Accepted paper:

Does health care funding from external sources depend on poor health conditions?


Katharina Stepping (Deutsches Institut für Entwicklungspolitik (DIE) / German Development Institute)

Paper short abstract:

Health care funding has increased considerably in recent years. This paper tests six hypotheses on possible determinants to allocate health assistance to a country. Health performance matters but bilateral relations, institutional quality, donor’s preferences and other donors’ behavior matter too.

Paper long abstract:

This paper analyzes the targeting of development assistance for health across countries in a multivariate regression framework, based on data from 22 bilateral donors to 160 recipients between 1990 and 2007. The results show that health performance is considered when allocating health assistance. HIV prevalence significantly increases aid receipts, while under-five mortality and maternal mortality do not influence allocation decisions for health by the average donor. Yet, health performance is not the only aspect that matters. Bilateral relations influence the allocation process. In fact, economic links as trade relations, cultural proximity as the same dominant language or religion, or the common colonial past influence these decisions significantly. Yet, political ties or geographic proximity are insignificant factors for the decision-making process. In the discussion about aid effectiveness, a major issue is the sensitivity of donors as regards potential problems related to a weak institutional environment such as corruption. The results show that more corrupt countries do receive less health assistance. The level of effort put into national health by the recipient country is insignificant. Neither the level of public health expenditures nor the immunization coverage has any statistical effect. The available evidence suggests that the preference of the donor for health on the national political agenda increases the provision of health assistance. The average donor does not decide independently but acts strategically.

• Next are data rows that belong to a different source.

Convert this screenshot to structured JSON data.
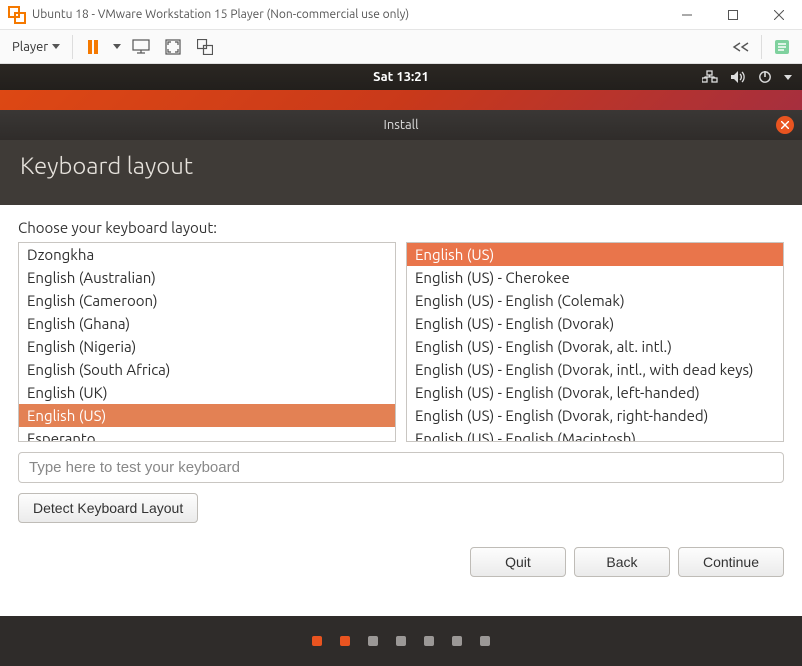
{
  "window": {
    "title": "Ubuntu 18 - VMware Workstation 15 Player (Non-commercial use only)"
  },
  "vmware_toolbar": {
    "player_menu": "Player"
  },
  "ubuntu_topbar": {
    "clock": "Sat 13:21"
  },
  "installer": {
    "title": "Install",
    "heading": "Keyboard layout",
    "prompt": "Choose your keyboard layout:",
    "left_list": {
      "items": [
        "Dzongkha",
        "English (Australian)",
        "English (Cameroon)",
        "English (Ghana)",
        "English (Nigeria)",
        "English (South Africa)",
        "English (UK)",
        "English (US)",
        "Esperanto"
      ],
      "selected_index": 7
    },
    "right_list": {
      "items": [
        "English (US)",
        "English (US) - Cherokee",
        "English (US) - English (Colemak)",
        "English (US) - English (Dvorak)",
        "English (US) - English (Dvorak, alt. intl.)",
        "English (US) - English (Dvorak, intl., with dead keys)",
        "English (US) - English (Dvorak, left-handed)",
        "English (US) - English (Dvorak, right-handed)",
        "English (US) - English (Macintosh)"
      ],
      "selected_index": 0
    },
    "test_placeholder": "Type here to test your keyboard",
    "detect_label": "Detect Keyboard Layout",
    "buttons": {
      "quit": "Quit",
      "back": "Back",
      "continue": "Continue"
    },
    "progress": {
      "total": 7,
      "active": [
        0,
        1
      ]
    }
  }
}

Particularly the donor with a large budget is inclined to complement allocations made by the US and by multilateral donors. However, the effect is not substantial.

panel P129
Health and governance in sub-Saharan Africa